#### Your goal:
Since each line must match the original, copy out the records with no differences at all.

#### Supplied information:
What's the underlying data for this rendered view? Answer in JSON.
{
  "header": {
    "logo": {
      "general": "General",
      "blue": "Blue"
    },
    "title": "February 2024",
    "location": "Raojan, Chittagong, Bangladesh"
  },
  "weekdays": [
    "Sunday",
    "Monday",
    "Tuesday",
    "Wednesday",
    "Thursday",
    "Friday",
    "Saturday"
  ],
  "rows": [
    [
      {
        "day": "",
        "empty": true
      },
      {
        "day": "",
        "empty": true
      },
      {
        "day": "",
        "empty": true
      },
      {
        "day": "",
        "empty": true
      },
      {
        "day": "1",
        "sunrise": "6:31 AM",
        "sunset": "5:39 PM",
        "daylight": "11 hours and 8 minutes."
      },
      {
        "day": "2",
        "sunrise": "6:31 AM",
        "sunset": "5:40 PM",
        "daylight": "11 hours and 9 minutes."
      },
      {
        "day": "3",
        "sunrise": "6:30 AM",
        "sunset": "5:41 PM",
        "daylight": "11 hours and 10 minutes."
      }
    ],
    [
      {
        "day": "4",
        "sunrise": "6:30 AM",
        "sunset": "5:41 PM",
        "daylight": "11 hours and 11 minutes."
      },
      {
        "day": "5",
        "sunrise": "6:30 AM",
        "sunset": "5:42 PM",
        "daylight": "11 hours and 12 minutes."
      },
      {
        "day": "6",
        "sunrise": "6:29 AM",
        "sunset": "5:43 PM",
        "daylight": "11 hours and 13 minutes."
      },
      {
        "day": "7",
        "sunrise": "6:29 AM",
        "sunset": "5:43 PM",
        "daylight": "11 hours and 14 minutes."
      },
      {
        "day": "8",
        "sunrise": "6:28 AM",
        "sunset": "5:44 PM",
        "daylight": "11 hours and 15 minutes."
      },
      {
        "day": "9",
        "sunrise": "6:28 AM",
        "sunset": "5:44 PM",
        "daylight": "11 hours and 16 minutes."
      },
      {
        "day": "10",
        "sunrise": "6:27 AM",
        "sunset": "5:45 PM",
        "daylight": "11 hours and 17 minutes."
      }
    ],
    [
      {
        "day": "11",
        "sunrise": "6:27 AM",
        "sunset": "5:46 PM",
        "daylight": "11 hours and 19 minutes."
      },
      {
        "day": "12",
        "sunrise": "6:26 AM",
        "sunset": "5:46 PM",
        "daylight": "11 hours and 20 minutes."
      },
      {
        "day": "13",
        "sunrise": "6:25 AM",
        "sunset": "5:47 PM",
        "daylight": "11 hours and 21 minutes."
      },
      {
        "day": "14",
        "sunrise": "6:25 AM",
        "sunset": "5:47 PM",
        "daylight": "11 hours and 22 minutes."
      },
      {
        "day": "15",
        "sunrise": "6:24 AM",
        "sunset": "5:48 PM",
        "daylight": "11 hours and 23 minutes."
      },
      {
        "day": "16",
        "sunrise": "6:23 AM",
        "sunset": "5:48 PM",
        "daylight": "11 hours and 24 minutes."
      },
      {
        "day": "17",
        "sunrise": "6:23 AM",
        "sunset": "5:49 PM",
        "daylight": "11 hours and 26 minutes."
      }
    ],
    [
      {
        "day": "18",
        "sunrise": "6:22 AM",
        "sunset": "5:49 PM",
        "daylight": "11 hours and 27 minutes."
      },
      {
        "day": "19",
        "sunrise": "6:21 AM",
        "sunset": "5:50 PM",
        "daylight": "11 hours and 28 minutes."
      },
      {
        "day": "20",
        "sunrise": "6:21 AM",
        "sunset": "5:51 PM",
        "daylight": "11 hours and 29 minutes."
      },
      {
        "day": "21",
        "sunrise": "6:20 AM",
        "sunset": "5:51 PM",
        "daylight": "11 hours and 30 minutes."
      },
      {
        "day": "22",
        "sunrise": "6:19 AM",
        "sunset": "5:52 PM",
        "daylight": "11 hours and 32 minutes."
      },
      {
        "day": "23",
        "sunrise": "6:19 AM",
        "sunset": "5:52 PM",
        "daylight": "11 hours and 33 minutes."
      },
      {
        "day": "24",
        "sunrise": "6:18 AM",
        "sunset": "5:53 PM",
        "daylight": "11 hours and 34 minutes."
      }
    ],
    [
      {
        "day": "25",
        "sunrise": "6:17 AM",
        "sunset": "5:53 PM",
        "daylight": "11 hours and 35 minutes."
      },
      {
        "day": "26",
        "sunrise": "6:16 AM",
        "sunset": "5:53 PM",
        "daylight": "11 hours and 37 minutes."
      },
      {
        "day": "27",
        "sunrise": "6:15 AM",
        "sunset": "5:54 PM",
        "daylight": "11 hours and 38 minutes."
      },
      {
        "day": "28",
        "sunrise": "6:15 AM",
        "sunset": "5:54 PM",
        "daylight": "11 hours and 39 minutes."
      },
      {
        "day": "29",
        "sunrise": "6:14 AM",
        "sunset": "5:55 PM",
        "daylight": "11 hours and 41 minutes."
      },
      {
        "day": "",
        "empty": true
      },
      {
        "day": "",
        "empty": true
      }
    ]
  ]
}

#### Expected output:
What's the underlying data for this rendered view? Answer in JSON.
{
  "header": {
    "logo": {
      "general": "General",
      "blue": "Blue"
    },
    "title": "February 2024",
    "location": "Raojan, Chittagong, Bangladesh"
  },
  "weekdays": [
    "Sunday",
    "Monday",
    "Tuesday",
    "Wednesday",
    "Thursday",
    "Friday",
    "Saturday"
  ],
  "rows": [
    [
      {
        "day": "",
        "empty": true
      },
      {
        "day": "",
        "empty": true
      },
      {
        "day": "",
        "empty": true
      },
      {
        "day": "",
        "empty": true
      },
      {
        "day": "1",
        "sunrise": "6:31 AM",
        "sunset": "5:39 PM",
        "daylight": "11 hours and 8 minutes."
      },
      {
        "day": "2",
        "sunrise": "6:31 AM",
        "sunset": "5:40 PM",
        "daylight": "11 hours and 9 minutes."
      },
      {
        "day": "3",
        "sunrise": "6:30 AM",
        "sunset": "5:41 PM",
        "daylight": "11 hours and 10 minutes."
      }
    ],
    [
      {
        "day": "4",
        "sunrise": "6:30 AM",
        "sunset": "5:41 PM",
        "daylight": "11 hours and 11 minutes."
      },
      {
        "day": "5",
        "sunrise": "6:30 AM",
        "sunset": "5:42 PM",
        "daylight": "11 hours and 12 minutes."
      },
      {
        "day": "6",
        "sunrise": "6:29 AM",
        "sunset": "5:43 PM",
        "daylight": "11 hours and 13 minutes."
      },
      {
        "day": "7",
        "sunrise": "6:29 AM",
        "sunset": "5:43 PM",
        "daylight": "11 hours and 14 minutes."
      },
      {
        "day": "8",
        "sunrise": "6:28 AM",
        "sunset": "5:44 PM",
        "daylight": "11 hours and 15 minutes."
      },
      {
        "day": "9",
        "sunrise": "6:28 AM",
        "sunset": "5:44 PM",
        "daylight": "11 hours and 16 minutes."
      },
      {
        "day": "10",
        "sunrise": "6:27 AM",
        "sunset": "5:45 PM",
        "daylight": "11 hours and 17 minutes."
      }
    ],
    [
      {
        "day": "11",
        "sunrise": "6:27 AM",
        "sunset": "5:46 PM",
        "daylight": "11 hours and 19 minutes."
      },
      {
        "day": "12",
        "sunrise": "6:26 AM",
        "sunset": "5:46 PM",
        "daylight": "11 hours and 20 minutes."
      },
      {
        "day": "13",
        "sunrise": "6:25 AM",
        "sunset": "5:47 PM",
        "daylight": "11 hours and 21 minutes."
      },
      {
        "day": "14",
        "sunrise": "6:25 AM",
        "sunset": "5:47 PM",
        "daylight": "11 hours and 22 minutes."
      },
      {
        "day": "15",
        "sunrise": "6:24 AM",
        "sunset": "5:48 PM",
        "daylight": "11 hours and 23 minutes."
      },
      {
        "day": "16",
        "sunrise": "6:23 AM",
        "sunset": "5:48 PM",
        "daylight": "11 hours and 24 minutes."
      },
      {
        "day": "17",
        "sunrise": "6:23 AM",
        "sunset": "5:49 PM",
        "daylight": "11 hours and 26 minutes."
      }
    ],
    [
      {
        "day": "18",
        "sunrise": "6:22 AM",
        "sunset": "5:49 PM",
        "daylight": "11 hours and 27 minutes."
      },
      {
        "day": "19",
        "sunrise": "6:21 AM",
        "sunset": "5:50 PM",
        "daylight": "11 hours and 28 minutes."
      },
      {
        "day": "20",
        "sunrise": "6:21 AM",
        "sunset": "5:51 PM",
        "daylight": "11 hours and 29 minutes."
      },
      {
        "day": "21",
        "sunrise": "6:20 AM",
        "sunset": "5:51 PM",
        "daylight": "11 hours and 30 minutes."
      },
      {
        "day": "22",
        "sunrise": "6:19 AM",
        "sunset": "5:52 PM",
        "daylight": "11 hours and 32 minutes."
      },
      {
        "day": "23",
        "sunrise": "6:19 AM",
        "sunset": "5:52 PM",
        "daylight": "11 hours and 33 minutes."
      },
      {
        "day": "24",
        "sunrise": "6:18 AM",
        "sunset": "5:53 PM",
        "daylight": "11 hours and 34 minutes."
      }
    ],
    [
      {
        "day": "25",
        "sunrise": "6:17 AM",
        "sunset": "5:53 PM",
        "daylight": "11 hours and 35 minutes."
      },
      {
        "day": "26",
        "sunrise": "6:16 AM",
        "sunset": "5:53 PM",
        "daylight": "11 hours and 37 minutes."
      },
      {
        "day": "27",
        "sunrise": "6:15 AM",
        "sunset": "5:54 PM",
        "daylight": "11 hours and 38 minutes."
      },
      {
        "day": "28",
        "sunrise": "6:15 AM",
        "sunset": "5:54 PM",
        "daylight": "11 hours and 39 minutes."
      },
      {
        "day": "29",
        "sunrise": "6:14 AM",
        "sunset": "5:55 PM",
        "daylight": "11 hours and 41 minutes."
      },
      {
        "day": "",
        "empty": true
      },
      {
        "day": "",
        "empty": true
      }
    ]
  ]
}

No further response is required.